++++ Extracted material ++++

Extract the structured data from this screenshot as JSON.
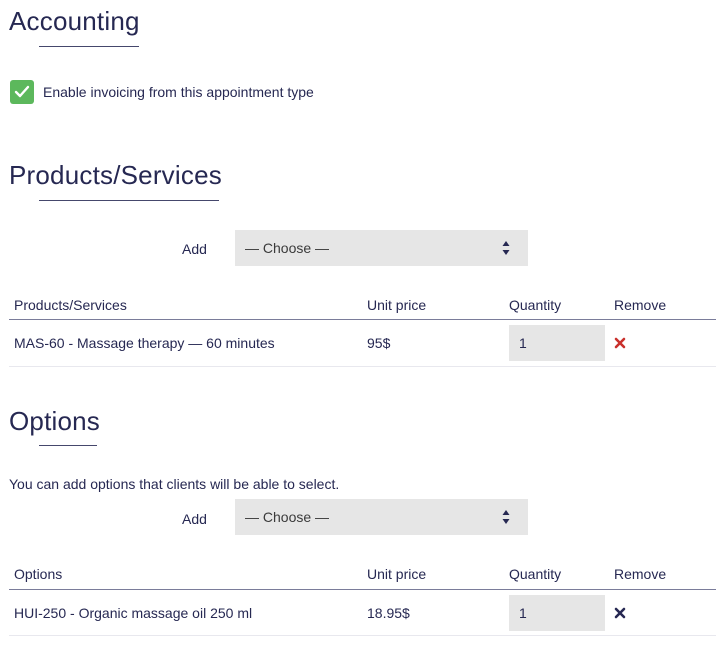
{
  "accounting": {
    "title": "Accounting",
    "enable_invoicing": {
      "checked": true,
      "label": "Enable invoicing from this appointment type"
    }
  },
  "products": {
    "title": "Products/Services",
    "add_label": "Add",
    "select_value": "— Choose —",
    "columns": [
      "Products/Services",
      "Unit price",
      "Quantity",
      "Remove"
    ],
    "rows": [
      {
        "name": "MAS-60 - Massage therapy — 60 minutes",
        "unit_price": "95$",
        "quantity": "1",
        "remove_icon": "remove-x-icon-red"
      }
    ]
  },
  "options": {
    "title": "Options",
    "note": "You can add options that clients will be able to select.",
    "add_label": "Add",
    "select_value": "— Choose —",
    "columns": [
      "Options",
      "Unit price",
      "Quantity",
      "Remove"
    ],
    "rows": [
      {
        "name": "HUI-250 - Organic massage oil 250 ml",
        "unit_price": "18.95$",
        "quantity": "1",
        "remove_icon": "remove-x-icon-dark"
      }
    ]
  },
  "colors": {
    "heading": "#262852",
    "checkbox": "#5cb85c",
    "remove_red": "#c9302c",
    "remove_dark": "#262852",
    "field_bg": "#e6e6e6"
  }
}
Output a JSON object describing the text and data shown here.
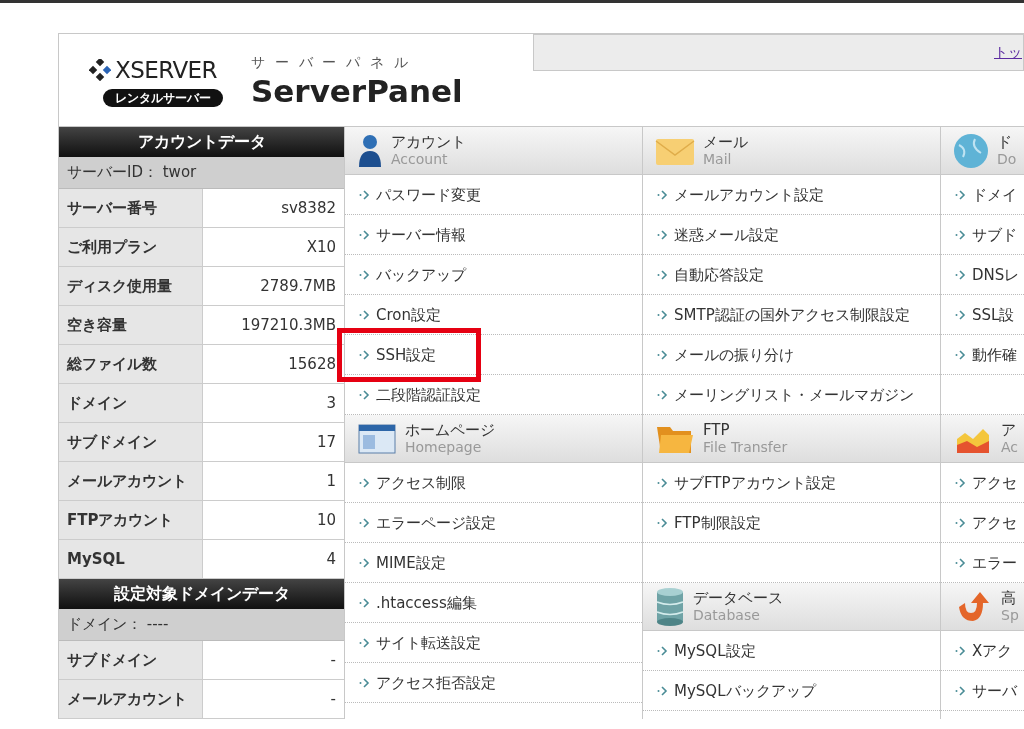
{
  "header": {
    "logo_text": "XSERVER",
    "logo_badge": "レンタルサーバー",
    "panel_kana": "サーバーパネル",
    "panel_title": "ServerPanel",
    "top_link": "トッ"
  },
  "account_data": {
    "title": "アカウントデータ",
    "summary": "サーバーID： twor",
    "rows": [
      {
        "label": "サーバー番号",
        "value": "sv8382"
      },
      {
        "label": "ご利用プラン",
        "value": "X10"
      },
      {
        "label": "ディスク使用量",
        "value": "2789.7MB"
      },
      {
        "label": "空き容量",
        "value": "197210.3MB"
      },
      {
        "label": "総ファイル数",
        "value": "15628"
      },
      {
        "label": "ドメイン",
        "value": "3"
      },
      {
        "label": "サブドメイン",
        "value": "17"
      },
      {
        "label": "メールアカウント",
        "value": "1"
      },
      {
        "label": "FTPアカウント",
        "value": "10"
      },
      {
        "label": "MySQL",
        "value": "4"
      }
    ]
  },
  "domain_data": {
    "title": "設定対象ドメインデータ",
    "summary": "ドメイン： ----",
    "rows": [
      {
        "label": "サブドメイン",
        "value": "-"
      },
      {
        "label": "メールアカウント",
        "value": "-"
      }
    ]
  },
  "menu_columns": [
    [
      {
        "kind": "person",
        "title": "アカウント",
        "subtitle": "Account",
        "items": [
          {
            "label": "パスワード変更",
            "highlighted": false
          },
          {
            "label": "サーバー情報",
            "highlighted": false
          },
          {
            "label": "バックアップ",
            "highlighted": false
          },
          {
            "label": "Cron設定",
            "highlighted": false
          },
          {
            "label": "SSH設定",
            "highlighted": true
          },
          {
            "label": "二段階認証設定",
            "highlighted": false
          }
        ]
      },
      {
        "kind": "window",
        "title": "ホームページ",
        "subtitle": "Homepage",
        "items": [
          {
            "label": "アクセス制限",
            "highlighted": false
          },
          {
            "label": "エラーページ設定",
            "highlighted": false
          },
          {
            "label": "MIME設定",
            "highlighted": false
          },
          {
            "label": ".htaccess編集",
            "highlighted": false
          },
          {
            "label": "サイト転送設定",
            "highlighted": false
          },
          {
            "label": "アクセス拒否設定",
            "highlighted": false
          }
        ]
      }
    ],
    [
      {
        "kind": "envelope",
        "title": "メール",
        "subtitle": "Mail",
        "items": [
          {
            "label": "メールアカウント設定",
            "highlighted": false
          },
          {
            "label": "迷惑メール設定",
            "highlighted": false
          },
          {
            "label": "自動応答設定",
            "highlighted": false
          },
          {
            "label": "SMTP認証の国外アクセス制限設定",
            "highlighted": false
          },
          {
            "label": "メールの振り分け",
            "highlighted": false
          },
          {
            "label": "メーリングリスト・メールマガジン",
            "highlighted": false
          }
        ]
      },
      {
        "kind": "folder",
        "title": "FTP",
        "subtitle": "File Transfer",
        "items": [
          {
            "label": "サブFTPアカウント設定",
            "highlighted": false
          },
          {
            "label": "FTP制限設定",
            "highlighted": false
          }
        ]
      },
      {
        "kind": "database",
        "title": "データベース",
        "subtitle": "Database",
        "items": [
          {
            "label": "MySQL設定",
            "highlighted": false
          },
          {
            "label": "MySQLバックアップ",
            "highlighted": false
          }
        ]
      }
    ],
    [
      {
        "kind": "globe",
        "title": "ド",
        "subtitle": "Do",
        "items": [
          {
            "label": "ドメイ",
            "highlighted": false
          },
          {
            "label": "サブド",
            "highlighted": false
          },
          {
            "label": "DNSレ",
            "highlighted": false
          },
          {
            "label": "SSL設",
            "highlighted": false
          },
          {
            "label": "動作確",
            "highlighted": false
          }
        ]
      },
      {
        "kind": "chart",
        "title": "ア",
        "subtitle": "Ac",
        "items": [
          {
            "label": "アクセ",
            "highlighted": false
          },
          {
            "label": "アクセ",
            "highlighted": false
          },
          {
            "label": "エラー",
            "highlighted": false
          }
        ]
      },
      {
        "kind": "arrow",
        "title": "高",
        "subtitle": "Sp",
        "items": [
          {
            "label": "Xアク",
            "highlighted": false
          },
          {
            "label": "サーバ",
            "highlighted": false
          }
        ]
      }
    ]
  ]
}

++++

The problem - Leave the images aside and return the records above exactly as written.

Output -
Extract the structured data from this screenshot as JSON.
{
  "accounting": {
    "title": "Accounting",
    "enable_invoicing": {
      "checked": true,
      "label": "Enable invoicing from this appointment type"
    }
  },
  "products": {
    "title": "Products/Services",
    "add_label": "Add",
    "select_value": "— Choose —",
    "columns": [
      "Products/Services",
      "Unit price",
      "Quantity",
      "Remove"
    ],
    "rows": [
      {
        "name": "MAS-60 - Massage therapy — 60 minutes",
        "unit_price": "95$",
        "quantity": "1",
        "remove_icon": "remove-x-icon-red"
      }
    ]
  },
  "options": {
    "title": "Options",
    "note": "You can add options that clients will be able to select.",
    "add_label": "Add",
    "select_value": "— Choose —",
    "columns": [
      "Options",
      "Unit price",
      "Quantity",
      "Remove"
    ],
    "rows": [
      {
        "name": "HUI-250 - Organic massage oil 250 ml",
        "unit_price": "18.95$",
        "quantity": "1",
        "remove_icon": "remove-x-icon-dark"
      }
    ]
  },
  "colors": {
    "heading": "#262852",
    "checkbox": "#5cb85c",
    "remove_red": "#c9302c",
    "remove_dark": "#262852",
    "field_bg": "#e6e6e6"
  }
}
Output a JSON object describing the text and data shown here.
{
  "header": {
    "logo_text": "XSERVER",
    "logo_badge": "レンタルサーバー",
    "panel_kana": "サーバーパネル",
    "panel_title": "ServerPanel",
    "top_link": "トッ"
  },
  "account_data": {
    "title": "アカウントデータ",
    "summary": "サーバーID： twor",
    "rows": [
      {
        "label": "サーバー番号",
        "value": "sv8382"
      },
      {
        "label": "ご利用プラン",
        "value": "X10"
      },
      {
        "label": "ディスク使用量",
        "value": "2789.7MB"
      },
      {
        "label": "空き容量",
        "value": "197210.3MB"
      },
      {
        "label": "総ファイル数",
        "value": "15628"
      },
      {
        "label": "ドメイン",
        "value": "3"
      },
      {
        "label": "サブドメイン",
        "value": "17"
      },
      {
        "label": "メールアカウント",
        "value": "1"
      },
      {
        "label": "FTPアカウント",
        "value": "10"
      },
      {
        "label": "MySQL",
        "value": "4"
      }
    ]
  },
  "domain_data": {
    "title": "設定対象ドメインデータ",
    "summary": "ドメイン： ----",
    "rows": [
      {
        "label": "サブドメイン",
        "value": "-"
      },
      {
        "label": "メールアカウント",
        "value": "-"
      }
    ]
  },
  "menu_columns": [
    [
      {
        "kind": "person",
        "title": "アカウント",
        "subtitle": "Account",
        "items": [
          {
            "label": "パスワード変更",
            "highlighted": false
          },
          {
            "label": "サーバー情報",
            "highlighted": false
          },
          {
            "label": "バックアップ",
            "highlighted": false
          },
          {
            "label": "Cron設定",
            "highlighted": false
          },
          {
            "label": "SSH設定",
            "highlighted": true
          },
          {
            "label": "二段階認証設定",
            "highlighted": false
          }
        ]
      },
      {
        "kind": "window",
        "title": "ホームページ",
        "subtitle": "Homepage",
        "items": [
          {
            "label": "アクセス制限",
            "highlighted": false
          },
          {
            "label": "エラーページ設定",
            "highlighted": false
          },
          {
            "label": "MIME設定",
            "highlighted": false
          },
          {
            "label": ".htaccess編集",
            "highlighted": false
          },
          {
            "label": "サイト転送設定",
            "highlighted": false
          },
          {
            "label": "アクセス拒否設定",
            "highlighted": false
          }
        ]
      }
    ],
    [
      {
        "kind": "envelope",
        "title": "メール",
        "subtitle": "Mail",
        "items": [
          {
            "label": "メールアカウント設定",
            "highlighted": false
          },
          {
            "label": "迷惑メール設定",
            "highlighted": false
          },
          {
            "label": "自動応答設定",
            "highlighted": false
          },
          {
            "label": "SMTP認証の国外アクセス制限設定",
            "highlighted": false
          },
          {
            "label": "メールの振り分け",
            "highlighted": false
          },
          {
            "label": "メーリングリスト・メールマガジン",
            "highlighted": false
          }
        ]
      },
      {
        "kind": "folder",
        "title": "FTP",
        "subtitle": "File Transfer",
        "items": [
          {
            "label": "サブFTPアカウント設定",
            "highlighted": false
          },
          {
            "label": "FTP制限設定",
            "highlighted": false
          }
        ]
      },
      {
        "kind": "database",
        "title": "データベース",
        "subtitle": "Database",
        "items": [
          {
            "label": "MySQL設定",
            "highlighted": false
          },
          {
            "label": "MySQLバックアップ",
            "highlighted": false
          }
        ]
      }
    ],
    [
      {
        "kind": "globe",
        "title": "ド",
        "subtitle": "Do",
        "items": [
          {
            "label": "ドメイ",
            "highlighted": false
          },
          {
            "label": "サブド",
            "highlighted": false
          },
          {
            "label": "DNSレ",
            "highlighted": false
          },
          {
            "label": "SSL設",
            "highlighted": false
          },
          {
            "label": "動作確",
            "highlighted": false
          }
        ]
      },
      {
        "kind": "chart",
        "title": "ア",
        "subtitle": "Ac",
        "items": [
          {
            "label": "アクセ",
            "highlighted": false
          },
          {
            "label": "アクセ",
            "highlighted": false
          },
          {
            "label": "エラー",
            "highlighted": false
          }
        ]
      },
      {
        "kind": "arrow",
        "title": "高",
        "subtitle": "Sp",
        "items": [
          {
            "label": "Xアク",
            "highlighted": false
          },
          {
            "label": "サーバ",
            "highlighted": false
          }
        ]
      }
    ]
  ]
}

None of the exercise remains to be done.